DATA SUPPLIED.

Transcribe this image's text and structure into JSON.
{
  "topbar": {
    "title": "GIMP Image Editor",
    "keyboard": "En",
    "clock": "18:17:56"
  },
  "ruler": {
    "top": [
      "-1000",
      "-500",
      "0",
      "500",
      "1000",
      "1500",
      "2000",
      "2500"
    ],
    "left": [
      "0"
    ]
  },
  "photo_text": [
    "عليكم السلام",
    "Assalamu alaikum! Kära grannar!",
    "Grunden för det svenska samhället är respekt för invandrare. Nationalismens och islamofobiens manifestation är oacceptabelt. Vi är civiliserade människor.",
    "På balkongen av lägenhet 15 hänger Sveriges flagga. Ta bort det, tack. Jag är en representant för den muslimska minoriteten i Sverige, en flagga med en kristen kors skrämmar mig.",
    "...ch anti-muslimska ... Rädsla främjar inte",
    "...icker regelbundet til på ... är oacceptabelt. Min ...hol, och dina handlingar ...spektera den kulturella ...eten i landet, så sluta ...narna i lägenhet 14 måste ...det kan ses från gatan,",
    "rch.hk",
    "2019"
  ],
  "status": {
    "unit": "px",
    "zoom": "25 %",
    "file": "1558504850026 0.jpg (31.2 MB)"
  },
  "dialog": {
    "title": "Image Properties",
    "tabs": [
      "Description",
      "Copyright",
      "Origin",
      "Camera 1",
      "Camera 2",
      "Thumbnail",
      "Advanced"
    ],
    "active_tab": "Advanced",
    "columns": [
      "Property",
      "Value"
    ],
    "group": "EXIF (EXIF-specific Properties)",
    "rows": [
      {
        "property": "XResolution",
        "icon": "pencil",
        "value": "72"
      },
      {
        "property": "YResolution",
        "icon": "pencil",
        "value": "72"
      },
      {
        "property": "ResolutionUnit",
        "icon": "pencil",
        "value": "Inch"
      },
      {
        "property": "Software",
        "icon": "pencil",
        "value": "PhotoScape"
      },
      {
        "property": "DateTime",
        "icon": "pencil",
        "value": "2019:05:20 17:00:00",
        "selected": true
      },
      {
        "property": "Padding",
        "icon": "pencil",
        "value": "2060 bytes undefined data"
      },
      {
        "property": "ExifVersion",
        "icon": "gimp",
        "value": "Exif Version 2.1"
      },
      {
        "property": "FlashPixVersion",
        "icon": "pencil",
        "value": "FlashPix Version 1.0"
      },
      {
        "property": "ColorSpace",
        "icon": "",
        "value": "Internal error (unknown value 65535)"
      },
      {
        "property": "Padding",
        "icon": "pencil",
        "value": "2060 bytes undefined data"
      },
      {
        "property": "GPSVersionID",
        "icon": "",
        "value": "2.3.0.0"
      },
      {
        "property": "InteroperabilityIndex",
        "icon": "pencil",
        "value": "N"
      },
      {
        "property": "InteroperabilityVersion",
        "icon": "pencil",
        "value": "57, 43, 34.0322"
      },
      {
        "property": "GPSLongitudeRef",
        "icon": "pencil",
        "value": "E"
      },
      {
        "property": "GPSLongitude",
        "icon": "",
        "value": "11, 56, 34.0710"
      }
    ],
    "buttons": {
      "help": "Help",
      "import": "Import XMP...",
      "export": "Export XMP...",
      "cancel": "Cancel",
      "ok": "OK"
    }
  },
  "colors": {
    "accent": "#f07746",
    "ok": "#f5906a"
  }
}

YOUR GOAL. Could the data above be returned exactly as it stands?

WRITTEN SOLUTION.
Transcribe this image's text and structure into JSON.
{
  "topbar": {
    "title": "GIMP Image Editor",
    "keyboard": "En",
    "clock": "18:17:56"
  },
  "ruler": {
    "top": [
      "-1000",
      "-500",
      "0",
      "500",
      "1000",
      "1500",
      "2000",
      "2500"
    ],
    "left": [
      "0"
    ]
  },
  "photo_text": [
    "عليكم السلام",
    "Assalamu alaikum! Kära grannar!",
    "Grunden för det svenska samhället är respekt för invandrare. Nationalismens och islamofobiens manifestation är oacceptabelt. Vi är civiliserade människor.",
    "På balkongen av lägenhet 15 hänger Sveriges flagga. Ta bort det, tack. Jag är en representant för den muslimska minoriteten i Sverige, en flagga med en kristen kors skrämmar mig.",
    "...ch anti-muslimska ... Rädsla främjar inte",
    "...icker regelbundet til på ... är oacceptabelt. Min ...hol, och dina handlingar ...spektera den kulturella ...eten i landet, så sluta ...narna i lägenhet 14 måste ...det kan ses från gatan,",
    "rch.hk",
    "2019"
  ],
  "status": {
    "unit": "px",
    "zoom": "25 %",
    "file": "1558504850026 0.jpg (31.2 MB)"
  },
  "dialog": {
    "title": "Image Properties",
    "tabs": [
      "Description",
      "Copyright",
      "Origin",
      "Camera 1",
      "Camera 2",
      "Thumbnail",
      "Advanced"
    ],
    "active_tab": "Advanced",
    "columns": [
      "Property",
      "Value"
    ],
    "group": "EXIF (EXIF-specific Properties)",
    "rows": [
      {
        "property": "XResolution",
        "icon": "pencil",
        "value": "72"
      },
      {
        "property": "YResolution",
        "icon": "pencil",
        "value": "72"
      },
      {
        "property": "ResolutionUnit",
        "icon": "pencil",
        "value": "Inch"
      },
      {
        "property": "Software",
        "icon": "pencil",
        "value": "PhotoScape"
      },
      {
        "property": "DateTime",
        "icon": "pencil",
        "value": "2019:05:20 17:00:00",
        "selected": true
      },
      {
        "property": "Padding",
        "icon": "pencil",
        "value": "2060 bytes undefined data"
      },
      {
        "property": "ExifVersion",
        "icon": "gimp",
        "value": "Exif Version 2.1"
      },
      {
        "property": "FlashPixVersion",
        "icon": "pencil",
        "value": "FlashPix Version 1.0"
      },
      {
        "property": "ColorSpace",
        "icon": "",
        "value": "Internal error (unknown value 65535)"
      },
      {
        "property": "Padding",
        "icon": "pencil",
        "value": "2060 bytes undefined data"
      },
      {
        "property": "GPSVersionID",
        "icon": "",
        "value": "2.3.0.0"
      },
      {
        "property": "InteroperabilityIndex",
        "icon": "pencil",
        "value": "N"
      },
      {
        "property": "InteroperabilityVersion",
        "icon": "pencil",
        "value": "57, 43, 34.0322"
      },
      {
        "property": "GPSLongitudeRef",
        "icon": "pencil",
        "value": "E"
      },
      {
        "property": "GPSLongitude",
        "icon": "",
        "value": "11, 56, 34.0710"
      }
    ],
    "buttons": {
      "help": "Help",
      "import": "Import XMP...",
      "export": "Export XMP...",
      "cancel": "Cancel",
      "ok": "OK"
    }
  },
  "colors": {
    "accent": "#f07746",
    "ok": "#f5906a"
  }
}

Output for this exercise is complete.